WHAT TO DO
Below are the records; restate all of them exactly.
** DATA PROVIDED follows **
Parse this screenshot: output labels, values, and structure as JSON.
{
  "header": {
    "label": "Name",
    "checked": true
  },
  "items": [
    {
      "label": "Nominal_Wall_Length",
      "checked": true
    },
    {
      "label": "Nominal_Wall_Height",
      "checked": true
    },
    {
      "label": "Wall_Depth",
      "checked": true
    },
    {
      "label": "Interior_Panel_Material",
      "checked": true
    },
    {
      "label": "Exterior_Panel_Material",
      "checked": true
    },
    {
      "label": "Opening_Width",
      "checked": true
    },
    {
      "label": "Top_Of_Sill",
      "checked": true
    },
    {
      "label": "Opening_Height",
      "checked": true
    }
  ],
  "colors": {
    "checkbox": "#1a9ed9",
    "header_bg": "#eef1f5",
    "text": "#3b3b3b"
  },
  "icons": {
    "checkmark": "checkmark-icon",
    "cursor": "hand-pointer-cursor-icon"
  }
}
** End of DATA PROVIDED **
EXERCISE OUTPUT
Parse this screenshot: output labels, values, and structure as JSON.
{
  "header": {
    "label": "Name",
    "checked": true
  },
  "items": [
    {
      "label": "Nominal_Wall_Length",
      "checked": true
    },
    {
      "label": "Nominal_Wall_Height",
      "checked": true
    },
    {
      "label": "Wall_Depth",
      "checked": true
    },
    {
      "label": "Interior_Panel_Material",
      "checked": true
    },
    {
      "label": "Exterior_Panel_Material",
      "checked": true
    },
    {
      "label": "Opening_Width",
      "checked": true
    },
    {
      "label": "Top_Of_Sill",
      "checked": true
    },
    {
      "label": "Opening_Height",
      "checked": true
    }
  ],
  "colors": {
    "checkbox": "#1a9ed9",
    "header_bg": "#eef1f5",
    "text": "#3b3b3b"
  },
  "icons": {
    "checkmark": "checkmark-icon",
    "cursor": "hand-pointer-cursor-icon"
  }
}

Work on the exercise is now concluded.